REVIEW: So Enchanting by Connie BrockwayWednesday, February 4, 2009 1:00
I’m a relatively new Connie Brockway fan. In the last couple of years I’ve read her McClairen’s Isle and The Rose Hunter trilogies and enjoyed all those books immensely. Now, I’ve not yet read her contemporaries, so this new book isn’t the “coming home” for me like it is for many of you. No never mind for me, though, because I had one heck of a good time being enchanted by just about everything in this book.
The best part of this book for me is the main characters. Greyson and Fanny are alike in so many ways while their beliefs concerning magic and the paranormal are as wide as the ocean. Even they don’t know if what is between them will be able to span that chasm to bring them and keep them together, even despite the love that neither of them really truly believes in anymore.
Grey has made a career out of debunking con artists and charlatans who prey on the grief and emotions of those who have lost loved ones. He had watched his father year after year be taken by such thieves. This is his way of making sure it doesn’t happen to as many other people and families as he can. One such instance is what leads him to a young woman who draws him to her and he can’t fathom why. Perhaps her look of innocence, her beauty, her fear at being caught; but it doesn’t matter because he can’t abide what she’s done.
All her life she’s been different from everyone else. Her rapport with animals is something that has taken everyone Fanny’s loved from her over the years, but she thought she’d found the one person who loved her for who and what she is. He’d only duped her into believing he wanted her, but it was only her magic he needed to help him further his schemes and lies. After escaping unscathed when her husband’s deceits were revealed by Greyson Sheffield, Fanny has lived the past six years in the small hamlet of Little Firkin in the Highlands of Scotland. A place where she’s finally been normal as a companion to a young girl who’s thought to be a witch, though Fanny knows better.
But when Amelie’s life is threatened by an unknown person, it is Grey who is sent to investigate and Fanny’s world collides with his once more. This time, however, there is something different between them. A something they both try to deny, especially Grey, because he just knows Fanny is running some kind of con again, and he’s determined to find out what it is. They both fight their attraction to the other, and it’s not until things take on a more dangerous turn than anyone could imagine that their desires overtake their good sense. Grey lets his guard down and goes with his feelings for the first time in a very long while, only to find out he should have known better.
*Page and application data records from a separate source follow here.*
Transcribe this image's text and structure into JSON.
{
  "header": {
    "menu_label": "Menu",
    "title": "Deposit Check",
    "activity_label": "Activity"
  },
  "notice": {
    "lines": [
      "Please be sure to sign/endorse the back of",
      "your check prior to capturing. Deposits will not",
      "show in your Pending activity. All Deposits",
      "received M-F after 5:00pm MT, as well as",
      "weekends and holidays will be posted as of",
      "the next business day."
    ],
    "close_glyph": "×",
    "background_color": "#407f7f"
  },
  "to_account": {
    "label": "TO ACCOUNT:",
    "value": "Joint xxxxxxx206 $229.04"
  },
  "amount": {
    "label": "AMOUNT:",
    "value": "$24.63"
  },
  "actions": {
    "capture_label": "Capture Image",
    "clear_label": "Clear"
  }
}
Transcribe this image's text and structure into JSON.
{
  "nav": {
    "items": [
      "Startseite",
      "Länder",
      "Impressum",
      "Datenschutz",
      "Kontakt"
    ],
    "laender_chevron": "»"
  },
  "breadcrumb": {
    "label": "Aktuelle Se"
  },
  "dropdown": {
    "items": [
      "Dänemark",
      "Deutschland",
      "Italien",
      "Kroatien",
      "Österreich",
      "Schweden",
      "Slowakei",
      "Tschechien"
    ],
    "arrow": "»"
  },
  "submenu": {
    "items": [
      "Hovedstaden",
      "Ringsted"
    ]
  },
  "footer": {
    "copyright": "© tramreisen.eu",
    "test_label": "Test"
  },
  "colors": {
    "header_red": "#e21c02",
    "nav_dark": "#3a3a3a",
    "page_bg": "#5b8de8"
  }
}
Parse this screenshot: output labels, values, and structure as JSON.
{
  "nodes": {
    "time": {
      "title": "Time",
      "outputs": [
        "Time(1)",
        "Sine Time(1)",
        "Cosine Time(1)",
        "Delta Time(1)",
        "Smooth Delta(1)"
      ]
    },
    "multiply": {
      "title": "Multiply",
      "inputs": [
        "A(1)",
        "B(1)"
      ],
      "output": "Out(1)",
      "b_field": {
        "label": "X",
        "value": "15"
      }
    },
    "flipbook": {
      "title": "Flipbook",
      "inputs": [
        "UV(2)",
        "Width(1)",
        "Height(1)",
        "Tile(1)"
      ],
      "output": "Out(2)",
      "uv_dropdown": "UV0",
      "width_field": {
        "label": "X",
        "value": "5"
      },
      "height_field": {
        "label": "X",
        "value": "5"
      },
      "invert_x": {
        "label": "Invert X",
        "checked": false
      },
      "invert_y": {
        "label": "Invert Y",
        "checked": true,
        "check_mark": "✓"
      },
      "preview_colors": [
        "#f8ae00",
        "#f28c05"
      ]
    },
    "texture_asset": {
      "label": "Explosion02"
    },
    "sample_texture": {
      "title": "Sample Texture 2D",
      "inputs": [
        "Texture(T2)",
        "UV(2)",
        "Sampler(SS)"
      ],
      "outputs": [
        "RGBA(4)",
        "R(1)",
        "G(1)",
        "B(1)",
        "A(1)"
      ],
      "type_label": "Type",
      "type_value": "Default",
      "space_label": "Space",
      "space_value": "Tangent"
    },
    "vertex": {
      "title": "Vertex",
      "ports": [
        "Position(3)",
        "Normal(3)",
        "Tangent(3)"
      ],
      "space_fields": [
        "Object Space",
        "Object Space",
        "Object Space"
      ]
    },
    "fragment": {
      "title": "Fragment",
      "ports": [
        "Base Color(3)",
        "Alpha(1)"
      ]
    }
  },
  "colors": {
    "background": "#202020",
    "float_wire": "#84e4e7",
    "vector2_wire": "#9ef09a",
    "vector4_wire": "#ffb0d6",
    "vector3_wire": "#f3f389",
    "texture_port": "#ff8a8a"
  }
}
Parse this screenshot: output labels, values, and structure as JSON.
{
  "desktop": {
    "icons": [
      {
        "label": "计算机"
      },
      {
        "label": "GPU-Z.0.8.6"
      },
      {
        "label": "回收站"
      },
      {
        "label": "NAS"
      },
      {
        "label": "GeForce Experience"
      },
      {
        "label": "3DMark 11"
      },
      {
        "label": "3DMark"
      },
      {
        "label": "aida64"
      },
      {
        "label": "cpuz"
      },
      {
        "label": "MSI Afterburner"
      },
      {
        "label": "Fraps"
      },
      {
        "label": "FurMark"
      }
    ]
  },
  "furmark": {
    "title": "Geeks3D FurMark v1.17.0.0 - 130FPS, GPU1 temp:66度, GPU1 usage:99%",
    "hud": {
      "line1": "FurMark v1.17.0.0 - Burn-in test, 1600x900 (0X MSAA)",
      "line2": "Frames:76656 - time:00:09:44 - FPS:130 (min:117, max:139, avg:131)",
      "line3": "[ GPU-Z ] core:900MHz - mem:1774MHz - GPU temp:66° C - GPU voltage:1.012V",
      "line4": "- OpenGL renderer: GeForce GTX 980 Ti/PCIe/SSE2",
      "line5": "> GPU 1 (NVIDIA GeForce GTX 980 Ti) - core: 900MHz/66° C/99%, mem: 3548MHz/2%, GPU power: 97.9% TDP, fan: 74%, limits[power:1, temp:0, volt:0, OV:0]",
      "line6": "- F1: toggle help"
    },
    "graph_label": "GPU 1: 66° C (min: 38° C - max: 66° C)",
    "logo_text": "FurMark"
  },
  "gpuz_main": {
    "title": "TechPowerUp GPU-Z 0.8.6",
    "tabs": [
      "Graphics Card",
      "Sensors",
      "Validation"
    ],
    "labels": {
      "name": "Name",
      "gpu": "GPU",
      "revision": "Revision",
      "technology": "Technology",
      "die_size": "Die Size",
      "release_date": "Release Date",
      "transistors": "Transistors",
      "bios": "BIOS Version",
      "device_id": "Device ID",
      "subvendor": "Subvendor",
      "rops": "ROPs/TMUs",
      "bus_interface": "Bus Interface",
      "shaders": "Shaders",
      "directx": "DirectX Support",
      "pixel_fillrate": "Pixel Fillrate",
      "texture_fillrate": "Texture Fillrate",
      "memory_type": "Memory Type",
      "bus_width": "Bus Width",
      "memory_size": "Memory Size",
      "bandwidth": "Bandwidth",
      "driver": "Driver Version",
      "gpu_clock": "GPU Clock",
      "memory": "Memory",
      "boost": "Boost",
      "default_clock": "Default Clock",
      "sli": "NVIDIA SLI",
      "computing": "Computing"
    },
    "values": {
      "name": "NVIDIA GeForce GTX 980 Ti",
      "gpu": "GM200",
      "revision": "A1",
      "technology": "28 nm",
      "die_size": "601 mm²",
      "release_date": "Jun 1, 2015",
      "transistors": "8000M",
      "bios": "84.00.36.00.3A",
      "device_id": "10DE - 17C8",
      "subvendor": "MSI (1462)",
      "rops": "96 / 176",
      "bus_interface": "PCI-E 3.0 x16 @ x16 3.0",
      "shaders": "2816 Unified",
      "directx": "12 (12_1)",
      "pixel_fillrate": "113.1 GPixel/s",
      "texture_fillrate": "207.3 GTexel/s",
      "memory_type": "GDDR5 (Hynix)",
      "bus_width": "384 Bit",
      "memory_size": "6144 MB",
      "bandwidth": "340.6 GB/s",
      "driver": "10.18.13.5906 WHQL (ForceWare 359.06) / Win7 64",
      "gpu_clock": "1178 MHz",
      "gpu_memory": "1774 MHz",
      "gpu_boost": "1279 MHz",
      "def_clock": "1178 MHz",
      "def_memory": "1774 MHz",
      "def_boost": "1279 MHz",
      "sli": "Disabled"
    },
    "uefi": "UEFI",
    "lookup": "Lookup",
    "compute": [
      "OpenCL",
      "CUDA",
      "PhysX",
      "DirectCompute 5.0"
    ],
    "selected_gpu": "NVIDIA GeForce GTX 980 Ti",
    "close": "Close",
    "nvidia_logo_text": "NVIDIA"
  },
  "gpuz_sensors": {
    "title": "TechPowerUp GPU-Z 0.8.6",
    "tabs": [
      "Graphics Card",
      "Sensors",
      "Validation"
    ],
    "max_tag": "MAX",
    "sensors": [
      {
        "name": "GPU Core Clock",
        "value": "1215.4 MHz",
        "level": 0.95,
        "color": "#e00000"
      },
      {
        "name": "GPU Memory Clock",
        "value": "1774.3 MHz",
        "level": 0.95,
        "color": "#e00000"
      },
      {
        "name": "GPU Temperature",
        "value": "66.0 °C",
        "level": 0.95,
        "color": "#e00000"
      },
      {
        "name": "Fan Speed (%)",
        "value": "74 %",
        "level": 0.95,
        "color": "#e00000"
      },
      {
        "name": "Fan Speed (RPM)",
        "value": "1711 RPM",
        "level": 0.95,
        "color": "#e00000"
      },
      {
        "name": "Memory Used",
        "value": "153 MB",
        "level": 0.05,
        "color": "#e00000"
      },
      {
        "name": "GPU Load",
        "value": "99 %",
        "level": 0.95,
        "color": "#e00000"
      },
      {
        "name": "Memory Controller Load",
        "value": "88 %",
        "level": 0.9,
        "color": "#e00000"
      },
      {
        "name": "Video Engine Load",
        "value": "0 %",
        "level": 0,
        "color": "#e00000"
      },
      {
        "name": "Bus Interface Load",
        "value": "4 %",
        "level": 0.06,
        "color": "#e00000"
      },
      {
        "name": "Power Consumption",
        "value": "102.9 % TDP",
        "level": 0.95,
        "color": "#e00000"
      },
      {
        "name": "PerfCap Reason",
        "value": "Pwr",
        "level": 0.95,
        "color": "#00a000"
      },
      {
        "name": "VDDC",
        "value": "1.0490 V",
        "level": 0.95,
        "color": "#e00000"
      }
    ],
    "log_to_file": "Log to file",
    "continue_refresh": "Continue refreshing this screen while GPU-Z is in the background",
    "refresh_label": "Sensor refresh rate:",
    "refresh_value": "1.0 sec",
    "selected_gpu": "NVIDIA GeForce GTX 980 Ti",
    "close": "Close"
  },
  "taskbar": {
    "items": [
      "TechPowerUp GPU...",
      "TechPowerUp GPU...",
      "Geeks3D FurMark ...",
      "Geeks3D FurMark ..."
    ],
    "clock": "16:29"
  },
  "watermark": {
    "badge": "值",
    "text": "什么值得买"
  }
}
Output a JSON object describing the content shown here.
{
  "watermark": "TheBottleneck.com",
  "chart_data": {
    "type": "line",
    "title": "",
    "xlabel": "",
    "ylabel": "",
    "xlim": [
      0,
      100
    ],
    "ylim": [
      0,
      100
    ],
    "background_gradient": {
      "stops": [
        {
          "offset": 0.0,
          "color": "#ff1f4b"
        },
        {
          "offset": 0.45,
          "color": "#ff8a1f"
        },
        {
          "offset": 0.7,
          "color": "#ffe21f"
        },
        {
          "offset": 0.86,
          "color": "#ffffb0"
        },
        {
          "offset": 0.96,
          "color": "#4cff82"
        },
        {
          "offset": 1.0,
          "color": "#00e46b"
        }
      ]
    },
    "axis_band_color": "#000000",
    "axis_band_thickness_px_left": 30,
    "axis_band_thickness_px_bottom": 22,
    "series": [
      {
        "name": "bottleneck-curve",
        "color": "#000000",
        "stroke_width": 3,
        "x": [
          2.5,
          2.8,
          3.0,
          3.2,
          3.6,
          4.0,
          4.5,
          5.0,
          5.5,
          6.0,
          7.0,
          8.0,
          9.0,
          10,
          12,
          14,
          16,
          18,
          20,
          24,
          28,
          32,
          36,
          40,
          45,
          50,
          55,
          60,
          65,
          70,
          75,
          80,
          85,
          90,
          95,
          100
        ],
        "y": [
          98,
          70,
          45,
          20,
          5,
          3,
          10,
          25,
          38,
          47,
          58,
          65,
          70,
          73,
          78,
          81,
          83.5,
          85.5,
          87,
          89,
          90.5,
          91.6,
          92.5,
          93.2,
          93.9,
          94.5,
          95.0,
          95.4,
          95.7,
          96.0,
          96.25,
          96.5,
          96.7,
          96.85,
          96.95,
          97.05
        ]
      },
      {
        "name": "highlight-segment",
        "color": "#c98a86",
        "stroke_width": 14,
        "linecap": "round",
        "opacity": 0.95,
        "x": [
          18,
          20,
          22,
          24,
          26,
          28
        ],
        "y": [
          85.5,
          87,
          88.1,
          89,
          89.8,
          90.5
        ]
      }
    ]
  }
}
It took a bit for Grey to grow on me. He’s so dispassionate in the beginning, except when it comes to exposing the culprits he’s after, that I thought at first I may not like him all that much. But once Fanny worms her way under his skin even the tiniest bit, it’s wonderful to watch him hesitate, stare, stumble, stutter, all of which are very unlike him. And he attains a sense of humor to replace his ever-present sarcasm and cynicism. It’s interesting to watch them both learn how alike they are in certain aspects of their life. While I liked the Amelie/Hayden part of the story, I found myself wanting their scenes to be over to get back to Grey and Fanny, they both intrigued me that much, made me laugh more than I anticipated, and made me wish they’d had another love scene after their raw and magical night together.
Other secondary characters are fun and eccentric, and there’s a couple of twists thrown in to keep you on your toes. The only thing I would have liked to have seen more decisively is Grey experiencing Fanny’s gift in a more in-depth way, but that’s not all that much to quibble over considering what I did get.
The Scottish hamlet of Little Firkin has one important industry: the guardianship of Amelie Chase, a witchling banished by the ton for her alleged supernatural powers, and entrusted by her benefactor to Fanny Walcott. But the scheme is hitting a snag: Little Firkin is cramping Amelie’s style, anonymous notes are threatening her life, and now, two handsome travelers arrive with tantalizing links to the pasts of both women. And what’s happening in Little Firkin is so enchanting, it’s going to take a leap of faith to believe it.
Read an excerpt.